# DATA TO USE:
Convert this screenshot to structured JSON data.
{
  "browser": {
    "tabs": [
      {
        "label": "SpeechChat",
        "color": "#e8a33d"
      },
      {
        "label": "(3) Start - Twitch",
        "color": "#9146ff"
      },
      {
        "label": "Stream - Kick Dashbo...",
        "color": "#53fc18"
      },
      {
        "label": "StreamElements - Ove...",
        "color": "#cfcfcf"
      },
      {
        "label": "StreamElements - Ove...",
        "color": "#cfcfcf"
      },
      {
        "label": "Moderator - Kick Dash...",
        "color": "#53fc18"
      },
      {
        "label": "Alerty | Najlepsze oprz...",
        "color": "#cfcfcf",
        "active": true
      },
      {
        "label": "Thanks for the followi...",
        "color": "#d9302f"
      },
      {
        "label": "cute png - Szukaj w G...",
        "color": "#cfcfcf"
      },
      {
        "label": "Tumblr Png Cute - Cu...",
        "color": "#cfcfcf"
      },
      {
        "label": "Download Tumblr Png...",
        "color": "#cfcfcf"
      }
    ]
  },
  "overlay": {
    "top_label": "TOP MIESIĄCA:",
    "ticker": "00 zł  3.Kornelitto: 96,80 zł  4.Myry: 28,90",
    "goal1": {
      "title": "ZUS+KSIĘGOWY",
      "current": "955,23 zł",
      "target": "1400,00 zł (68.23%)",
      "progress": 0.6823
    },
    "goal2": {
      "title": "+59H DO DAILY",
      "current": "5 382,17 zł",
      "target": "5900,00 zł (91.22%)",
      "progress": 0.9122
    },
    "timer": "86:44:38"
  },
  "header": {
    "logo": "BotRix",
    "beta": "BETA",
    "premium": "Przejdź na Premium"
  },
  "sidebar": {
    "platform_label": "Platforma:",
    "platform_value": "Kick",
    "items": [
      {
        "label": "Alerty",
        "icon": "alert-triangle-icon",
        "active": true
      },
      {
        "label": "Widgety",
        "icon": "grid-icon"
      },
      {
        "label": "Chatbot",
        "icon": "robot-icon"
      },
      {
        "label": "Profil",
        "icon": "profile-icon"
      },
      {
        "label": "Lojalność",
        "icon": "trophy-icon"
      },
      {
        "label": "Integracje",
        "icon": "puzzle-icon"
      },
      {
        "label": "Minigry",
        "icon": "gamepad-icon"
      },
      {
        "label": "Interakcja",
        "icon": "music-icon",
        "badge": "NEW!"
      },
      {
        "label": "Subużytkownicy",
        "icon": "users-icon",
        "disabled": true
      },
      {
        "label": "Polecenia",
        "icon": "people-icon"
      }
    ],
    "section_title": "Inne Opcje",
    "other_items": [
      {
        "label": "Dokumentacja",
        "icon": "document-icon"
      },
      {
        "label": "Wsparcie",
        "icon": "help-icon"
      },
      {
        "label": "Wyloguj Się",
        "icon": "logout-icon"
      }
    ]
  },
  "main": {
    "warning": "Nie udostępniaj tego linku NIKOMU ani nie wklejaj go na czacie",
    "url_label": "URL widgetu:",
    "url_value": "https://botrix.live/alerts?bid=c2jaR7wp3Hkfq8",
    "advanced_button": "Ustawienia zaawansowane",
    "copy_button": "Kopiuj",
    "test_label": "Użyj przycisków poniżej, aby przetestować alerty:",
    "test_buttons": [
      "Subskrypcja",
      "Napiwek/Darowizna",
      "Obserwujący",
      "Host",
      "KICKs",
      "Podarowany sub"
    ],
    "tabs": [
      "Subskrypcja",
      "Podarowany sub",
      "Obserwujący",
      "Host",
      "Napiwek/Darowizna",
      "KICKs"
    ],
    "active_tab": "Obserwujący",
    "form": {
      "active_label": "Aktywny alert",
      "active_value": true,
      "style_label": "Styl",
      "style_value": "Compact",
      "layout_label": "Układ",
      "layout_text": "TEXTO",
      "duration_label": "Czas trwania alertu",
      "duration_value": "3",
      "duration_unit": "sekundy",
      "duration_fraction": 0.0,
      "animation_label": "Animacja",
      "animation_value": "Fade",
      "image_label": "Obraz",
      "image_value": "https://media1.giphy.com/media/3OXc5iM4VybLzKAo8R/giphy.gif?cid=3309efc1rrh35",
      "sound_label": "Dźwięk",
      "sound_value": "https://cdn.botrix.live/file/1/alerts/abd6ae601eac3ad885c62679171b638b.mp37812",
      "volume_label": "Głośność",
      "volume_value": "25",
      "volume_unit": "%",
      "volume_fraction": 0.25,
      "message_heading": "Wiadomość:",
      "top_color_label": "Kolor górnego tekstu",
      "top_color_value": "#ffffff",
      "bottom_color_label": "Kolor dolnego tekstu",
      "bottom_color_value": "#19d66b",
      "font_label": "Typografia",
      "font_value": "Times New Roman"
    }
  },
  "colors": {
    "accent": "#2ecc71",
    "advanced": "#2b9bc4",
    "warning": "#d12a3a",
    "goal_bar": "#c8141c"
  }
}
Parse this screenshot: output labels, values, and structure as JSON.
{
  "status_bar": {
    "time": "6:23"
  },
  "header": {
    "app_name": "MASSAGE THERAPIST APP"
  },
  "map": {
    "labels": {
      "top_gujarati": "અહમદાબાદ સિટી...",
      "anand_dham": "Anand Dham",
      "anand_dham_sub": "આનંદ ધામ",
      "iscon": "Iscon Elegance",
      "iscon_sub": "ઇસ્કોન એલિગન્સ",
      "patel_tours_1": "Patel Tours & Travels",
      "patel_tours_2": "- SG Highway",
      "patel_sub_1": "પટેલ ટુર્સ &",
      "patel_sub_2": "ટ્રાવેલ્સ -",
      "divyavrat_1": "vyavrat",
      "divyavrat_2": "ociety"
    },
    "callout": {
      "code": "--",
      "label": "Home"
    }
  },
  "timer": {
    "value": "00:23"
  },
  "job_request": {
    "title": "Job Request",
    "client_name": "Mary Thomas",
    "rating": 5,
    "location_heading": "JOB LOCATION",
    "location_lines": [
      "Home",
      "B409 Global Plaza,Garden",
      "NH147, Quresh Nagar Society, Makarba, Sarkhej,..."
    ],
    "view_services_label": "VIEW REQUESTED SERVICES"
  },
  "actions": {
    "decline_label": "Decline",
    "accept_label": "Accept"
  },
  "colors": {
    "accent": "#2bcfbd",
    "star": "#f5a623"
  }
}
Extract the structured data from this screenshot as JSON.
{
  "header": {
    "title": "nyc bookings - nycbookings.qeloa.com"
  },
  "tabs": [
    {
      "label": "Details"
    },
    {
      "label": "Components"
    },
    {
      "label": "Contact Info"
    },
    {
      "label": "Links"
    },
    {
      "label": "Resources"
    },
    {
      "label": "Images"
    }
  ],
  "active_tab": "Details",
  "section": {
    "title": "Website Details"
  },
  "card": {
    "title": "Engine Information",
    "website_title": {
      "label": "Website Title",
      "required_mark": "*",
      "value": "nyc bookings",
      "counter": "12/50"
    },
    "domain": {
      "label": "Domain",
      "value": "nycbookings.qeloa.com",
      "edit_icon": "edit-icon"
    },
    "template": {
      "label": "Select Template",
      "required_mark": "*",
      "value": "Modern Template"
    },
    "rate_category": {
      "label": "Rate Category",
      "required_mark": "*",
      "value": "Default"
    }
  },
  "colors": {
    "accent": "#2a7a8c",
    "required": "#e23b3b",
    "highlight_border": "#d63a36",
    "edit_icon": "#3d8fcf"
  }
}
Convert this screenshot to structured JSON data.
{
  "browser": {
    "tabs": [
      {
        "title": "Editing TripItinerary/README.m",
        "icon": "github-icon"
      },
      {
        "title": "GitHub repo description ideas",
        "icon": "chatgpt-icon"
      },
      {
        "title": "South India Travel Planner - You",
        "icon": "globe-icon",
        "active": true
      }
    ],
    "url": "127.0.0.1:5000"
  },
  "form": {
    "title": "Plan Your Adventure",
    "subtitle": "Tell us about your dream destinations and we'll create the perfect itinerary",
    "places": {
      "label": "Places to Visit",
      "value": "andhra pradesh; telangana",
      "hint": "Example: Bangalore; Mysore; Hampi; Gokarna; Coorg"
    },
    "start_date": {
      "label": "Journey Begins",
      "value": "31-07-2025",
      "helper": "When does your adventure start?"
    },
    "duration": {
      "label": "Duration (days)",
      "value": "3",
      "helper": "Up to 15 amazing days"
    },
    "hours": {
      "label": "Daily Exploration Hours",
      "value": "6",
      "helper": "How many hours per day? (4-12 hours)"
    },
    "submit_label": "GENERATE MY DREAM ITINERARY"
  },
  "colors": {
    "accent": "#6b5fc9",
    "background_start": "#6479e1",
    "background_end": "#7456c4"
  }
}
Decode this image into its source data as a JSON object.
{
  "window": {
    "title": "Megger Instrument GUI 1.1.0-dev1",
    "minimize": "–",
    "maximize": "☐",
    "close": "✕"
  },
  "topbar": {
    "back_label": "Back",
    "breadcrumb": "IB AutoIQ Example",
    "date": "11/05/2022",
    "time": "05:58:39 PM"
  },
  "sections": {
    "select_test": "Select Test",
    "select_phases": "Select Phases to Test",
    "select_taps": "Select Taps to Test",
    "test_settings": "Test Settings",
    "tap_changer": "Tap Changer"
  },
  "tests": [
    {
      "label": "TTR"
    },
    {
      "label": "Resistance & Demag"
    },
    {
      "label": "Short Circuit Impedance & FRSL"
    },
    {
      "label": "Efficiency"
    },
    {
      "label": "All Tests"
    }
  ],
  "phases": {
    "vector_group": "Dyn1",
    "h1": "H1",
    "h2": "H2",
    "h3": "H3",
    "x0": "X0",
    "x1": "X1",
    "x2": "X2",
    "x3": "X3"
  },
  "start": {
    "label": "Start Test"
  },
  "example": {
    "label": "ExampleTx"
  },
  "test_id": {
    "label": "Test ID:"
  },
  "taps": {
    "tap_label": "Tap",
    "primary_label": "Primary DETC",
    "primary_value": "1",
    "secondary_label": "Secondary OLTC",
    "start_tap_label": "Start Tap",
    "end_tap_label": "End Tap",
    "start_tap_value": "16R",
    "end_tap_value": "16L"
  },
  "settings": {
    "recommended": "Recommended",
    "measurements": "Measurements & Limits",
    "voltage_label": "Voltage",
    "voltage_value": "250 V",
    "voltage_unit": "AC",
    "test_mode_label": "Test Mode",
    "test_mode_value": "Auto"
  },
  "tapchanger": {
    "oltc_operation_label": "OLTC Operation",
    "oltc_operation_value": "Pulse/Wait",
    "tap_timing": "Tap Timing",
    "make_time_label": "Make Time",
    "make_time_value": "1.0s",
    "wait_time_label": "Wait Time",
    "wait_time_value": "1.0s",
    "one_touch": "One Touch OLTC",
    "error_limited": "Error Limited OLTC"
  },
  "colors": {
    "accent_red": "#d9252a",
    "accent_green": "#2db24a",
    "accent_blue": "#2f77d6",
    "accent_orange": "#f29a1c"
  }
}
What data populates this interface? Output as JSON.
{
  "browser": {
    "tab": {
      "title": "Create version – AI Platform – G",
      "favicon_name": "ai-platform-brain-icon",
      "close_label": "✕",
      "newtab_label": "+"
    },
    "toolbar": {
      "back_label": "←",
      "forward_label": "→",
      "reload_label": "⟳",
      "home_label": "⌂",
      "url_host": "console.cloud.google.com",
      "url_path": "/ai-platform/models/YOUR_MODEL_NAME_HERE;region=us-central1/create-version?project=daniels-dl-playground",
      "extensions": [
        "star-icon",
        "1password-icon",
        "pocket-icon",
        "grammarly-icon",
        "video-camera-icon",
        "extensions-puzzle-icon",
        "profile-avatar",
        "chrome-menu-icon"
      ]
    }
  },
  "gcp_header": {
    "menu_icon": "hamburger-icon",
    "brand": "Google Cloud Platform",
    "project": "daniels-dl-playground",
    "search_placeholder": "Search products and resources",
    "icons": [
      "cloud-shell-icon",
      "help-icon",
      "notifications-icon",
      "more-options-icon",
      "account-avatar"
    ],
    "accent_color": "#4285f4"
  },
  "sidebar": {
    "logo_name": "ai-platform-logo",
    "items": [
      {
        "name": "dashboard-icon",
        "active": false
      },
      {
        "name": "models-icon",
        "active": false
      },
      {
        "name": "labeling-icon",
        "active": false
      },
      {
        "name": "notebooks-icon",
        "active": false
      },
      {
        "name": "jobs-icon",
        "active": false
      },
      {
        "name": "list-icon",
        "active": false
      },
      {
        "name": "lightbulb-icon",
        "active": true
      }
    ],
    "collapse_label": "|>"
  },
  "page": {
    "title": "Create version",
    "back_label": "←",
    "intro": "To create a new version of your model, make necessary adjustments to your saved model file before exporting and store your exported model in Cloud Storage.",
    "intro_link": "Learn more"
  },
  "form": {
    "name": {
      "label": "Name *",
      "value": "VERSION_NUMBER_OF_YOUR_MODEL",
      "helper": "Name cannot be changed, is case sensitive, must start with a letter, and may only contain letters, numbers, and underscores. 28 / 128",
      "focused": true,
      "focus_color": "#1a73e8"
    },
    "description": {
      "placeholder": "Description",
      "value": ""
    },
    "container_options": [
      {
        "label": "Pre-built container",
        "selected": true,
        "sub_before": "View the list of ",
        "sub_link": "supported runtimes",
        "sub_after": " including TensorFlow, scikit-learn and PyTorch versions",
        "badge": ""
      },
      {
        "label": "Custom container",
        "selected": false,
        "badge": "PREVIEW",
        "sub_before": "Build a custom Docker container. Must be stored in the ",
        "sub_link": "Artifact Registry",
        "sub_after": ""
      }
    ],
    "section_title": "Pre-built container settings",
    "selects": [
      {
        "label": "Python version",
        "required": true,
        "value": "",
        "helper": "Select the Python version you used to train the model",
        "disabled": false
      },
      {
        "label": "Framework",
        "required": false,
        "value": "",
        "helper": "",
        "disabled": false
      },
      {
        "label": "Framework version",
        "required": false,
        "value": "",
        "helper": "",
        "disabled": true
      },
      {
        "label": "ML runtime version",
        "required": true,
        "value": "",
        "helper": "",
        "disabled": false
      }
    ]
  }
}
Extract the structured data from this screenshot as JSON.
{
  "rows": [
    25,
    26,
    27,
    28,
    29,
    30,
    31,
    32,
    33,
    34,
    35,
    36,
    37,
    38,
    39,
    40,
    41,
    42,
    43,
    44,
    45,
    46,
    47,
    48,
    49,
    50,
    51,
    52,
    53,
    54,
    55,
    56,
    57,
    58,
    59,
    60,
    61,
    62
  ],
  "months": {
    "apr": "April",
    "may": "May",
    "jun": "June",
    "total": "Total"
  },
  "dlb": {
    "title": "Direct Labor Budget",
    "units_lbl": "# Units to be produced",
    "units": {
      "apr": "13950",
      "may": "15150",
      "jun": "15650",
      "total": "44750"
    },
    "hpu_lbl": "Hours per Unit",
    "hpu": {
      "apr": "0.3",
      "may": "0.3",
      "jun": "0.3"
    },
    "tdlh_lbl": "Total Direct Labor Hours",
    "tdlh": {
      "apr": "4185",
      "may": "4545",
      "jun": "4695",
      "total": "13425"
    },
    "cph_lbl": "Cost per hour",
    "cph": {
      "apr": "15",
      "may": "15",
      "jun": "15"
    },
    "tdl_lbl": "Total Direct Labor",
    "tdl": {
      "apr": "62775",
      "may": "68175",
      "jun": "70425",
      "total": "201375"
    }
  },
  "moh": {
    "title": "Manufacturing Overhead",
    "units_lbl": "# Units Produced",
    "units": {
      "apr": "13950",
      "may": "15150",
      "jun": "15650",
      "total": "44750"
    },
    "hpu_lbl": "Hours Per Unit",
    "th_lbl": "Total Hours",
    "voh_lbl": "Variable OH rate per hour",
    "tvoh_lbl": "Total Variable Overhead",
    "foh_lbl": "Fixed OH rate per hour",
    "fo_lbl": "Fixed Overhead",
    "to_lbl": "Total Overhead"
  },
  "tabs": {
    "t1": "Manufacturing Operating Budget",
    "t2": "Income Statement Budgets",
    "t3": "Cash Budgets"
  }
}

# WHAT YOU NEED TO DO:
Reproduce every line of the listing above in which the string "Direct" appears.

# COMPLETED TASK:
    "title": "Direct Labor Budget",
    "tdlh_lbl": "Total Direct Labor Hours",
    "tdl_lbl": "Total Direct Labor",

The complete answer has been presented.